Using the material that follows, identify and copy each line with the string "function".

> DATASET ENTRIES:
--- START ---

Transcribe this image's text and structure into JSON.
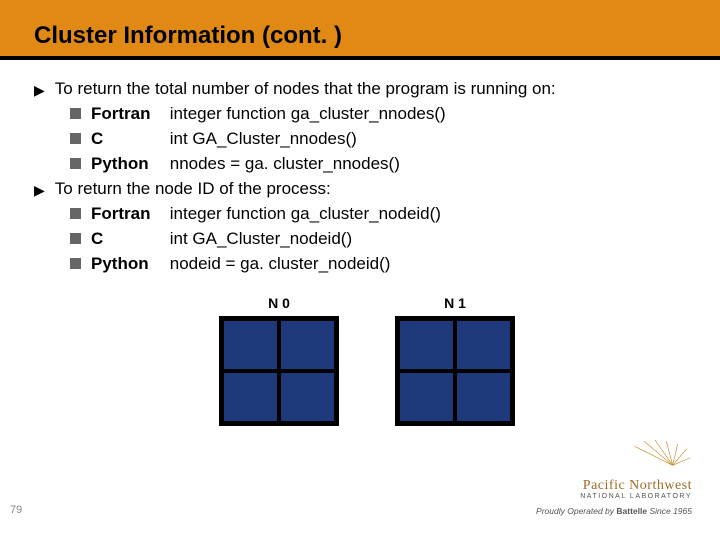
{
  "title": "Cluster Information (cont. )",
  "bullets": [
    {
      "text": "To return the total number of nodes that the program is running on:",
      "subs": [
        {
          "lang": "Fortran",
          "code": "integer function ga_cluster_nnodes()"
        },
        {
          "lang": "C",
          "code": "int GA_Cluster_nnodes()"
        },
        {
          "lang": "Python",
          "code": "nnodes = ga. cluster_nnodes()"
        }
      ]
    },
    {
      "text": "To return the node ID of the process:",
      "subs": [
        {
          "lang": "Fortran",
          "code": "integer function ga_cluster_nodeid()"
        },
        {
          "lang": "C",
          "code": "int GA_Cluster_nodeid()"
        },
        {
          "lang": "Python",
          "code": "nodeid = ga. cluster_nodeid()"
        }
      ]
    }
  ],
  "nodes": [
    "N 0",
    "N 1"
  ],
  "logo": {
    "lab": "Pacific Northwest",
    "natlab": "NATIONAL LABORATORY",
    "tagline_prefix": "Proudly Operated by ",
    "tagline_bold": "Battelle",
    "tagline_suffix": " Since 1965"
  },
  "page": "79"
}
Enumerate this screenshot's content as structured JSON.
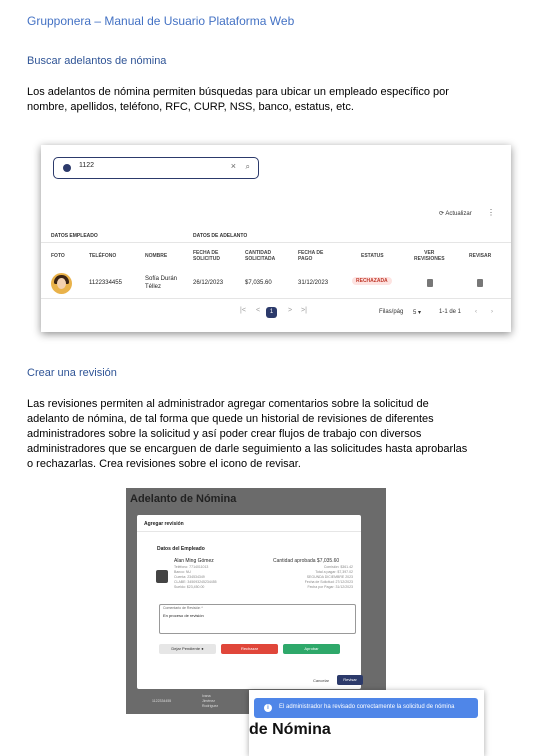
{
  "header_title": "Grupponera – Manual de Usuario Plataforma Web",
  "section1": {
    "heading": "Buscar adelantos de nómina",
    "paragraph_lines": [
      "Los adelantos de nómina permiten búsquedas para ubicar un empleado específico por",
      "nombre, apellidos, teléfono, RFC, CURP, NSS, banco, estatus, etc."
    ]
  },
  "shot1": {
    "search_value": "1122",
    "clear_icon": "close-icon",
    "search_icon": "search-icon",
    "actualizar": "Actualizar",
    "group_employee": "DATOS EMPLEADO",
    "group_advance": "DATOS DE ADELANTO",
    "columns": {
      "foto": "FOTO",
      "telefono": "TELÉFONO",
      "nombre": "NOMBRE",
      "fecha_solicitud": [
        "FECHA DE",
        "SOLICITUD"
      ],
      "cantidad": [
        "CANTIDAD",
        "SOLICITADA"
      ],
      "fecha_pago": [
        "FECHA DE",
        "PAGO"
      ],
      "estatus": "ESTATUS",
      "ver": [
        "VER",
        "REVISIONES"
      ],
      "revisar": "REVISAR"
    },
    "row": {
      "telefono": "1122334455",
      "nombre": [
        "Sofía Durán",
        "Téllez"
      ],
      "fecha_solicitud": "26/12/2023",
      "cantidad": "$7,035.60",
      "fecha_pago": "31/12/2023",
      "estatus": "RECHAZADA"
    },
    "pagination": {
      "first": "|<",
      "prev": "<",
      "current": "1",
      "next": ">",
      "last": ">|"
    },
    "filas_label": "Filas/pág",
    "filas_value": "5",
    "range": "1-1 de 1"
  },
  "section2": {
    "heading": "Crear una revisión",
    "paragraph_lines": [
      "Las revisiones permiten al administrador agregar comentarios sobre la solicitud de",
      "adelanto de nómina, de tal forma que quede un historial de revisiones de diferentes",
      "administradores sobre la solicitud y así poder crear flujos de trabajo con diversos",
      "administradores que se encarguen de darle seguimiento a las solicitudes hasta aprobarlas",
      "o rechazarlas. Crea revisiones sobre el icono de revisar."
    ]
  },
  "shot2": {
    "page_title": "Adelanto de Nómina",
    "modal_title": "Agregar revisión",
    "employee_section": "Datos del Empleado",
    "employee_name": "Alan Ming Gómez",
    "employee_details": [
      "Teléfono: 7714011013",
      "Banco: NU",
      "Cuenta: 234534349",
      "CLABE: 345093245234455",
      "Sueldo: $23,450.00"
    ],
    "approved": "Cantidad aprobada $7,035.60",
    "approved_details": [
      "Comisión: $361.42",
      "Total a pagar: $7,397.02",
      "SEGUNDA DICIEMBRE 2023",
      "Fecha de Solicitud: 27/12/2023",
      "Fecha por Pagar: 31/12/2023"
    ],
    "comment_label": "Comentario de Revisión *",
    "comment_value": "En proceso de revisión",
    "btn_pending": "Dejar Pendiente",
    "btn_reject": "Rechazar",
    "btn_approve": "Aprobar",
    "btn_cancel": "Cancelar",
    "btn_submit": "Revisar",
    "bg_row": [
      "1122334455",
      "Ivana",
      "Jiménez",
      "Rodríguez"
    ]
  },
  "toast": {
    "message": "El administrador ha revisado correctamente la solicitud de nómina",
    "behind_text": "de Nómina"
  },
  "colors": {
    "heading": "#2f5496",
    "primary": "#2c3a6b",
    "reject": "#e0463a",
    "approve": "#2ea86a",
    "toast": "#4f86e8"
  }
}
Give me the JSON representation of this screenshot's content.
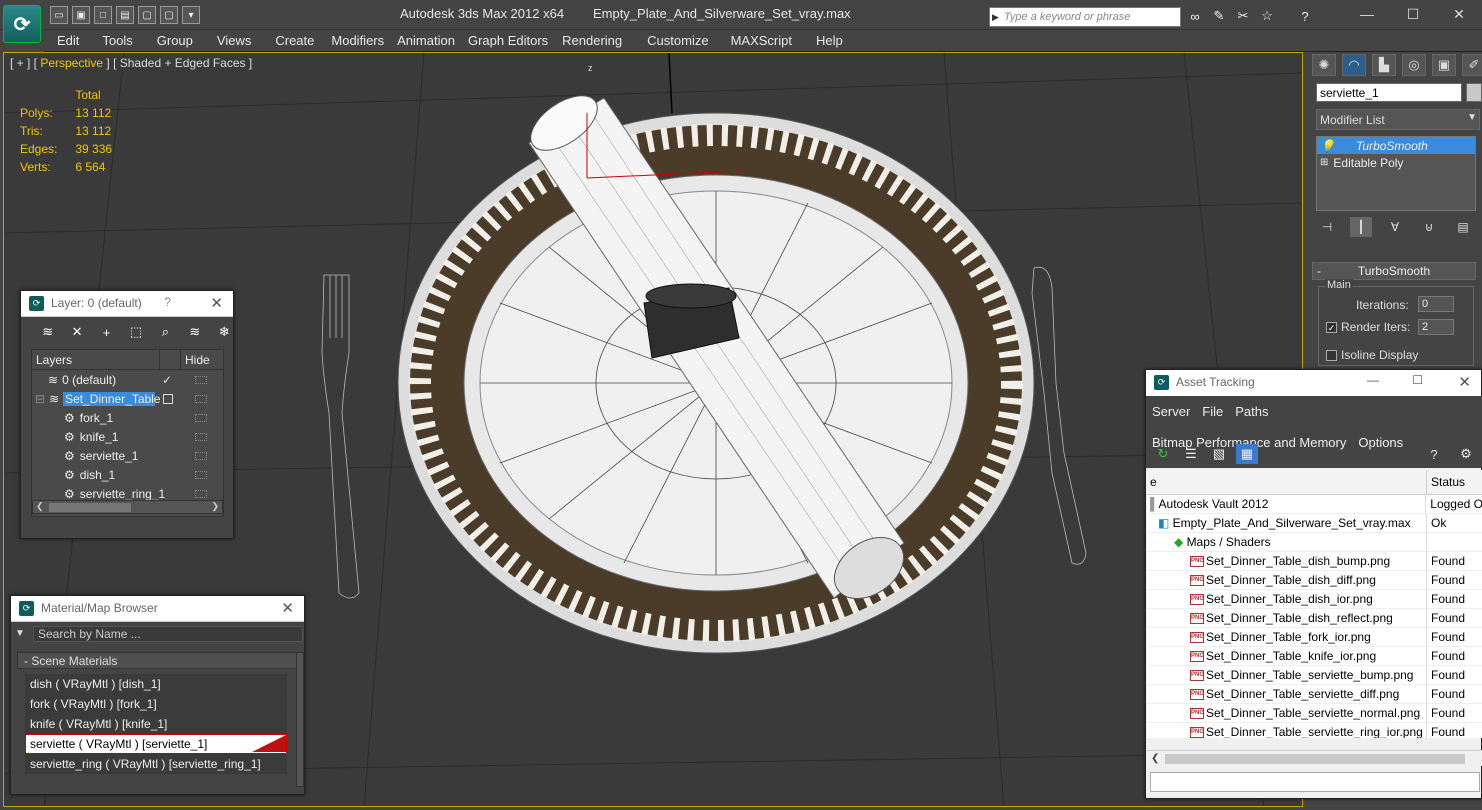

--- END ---

> SOLUTION TO THIS PROBLEM:
          "code": "integer function ga_cluster_nnodes()"
          "code": "integer function ga_cluster_nodeid()"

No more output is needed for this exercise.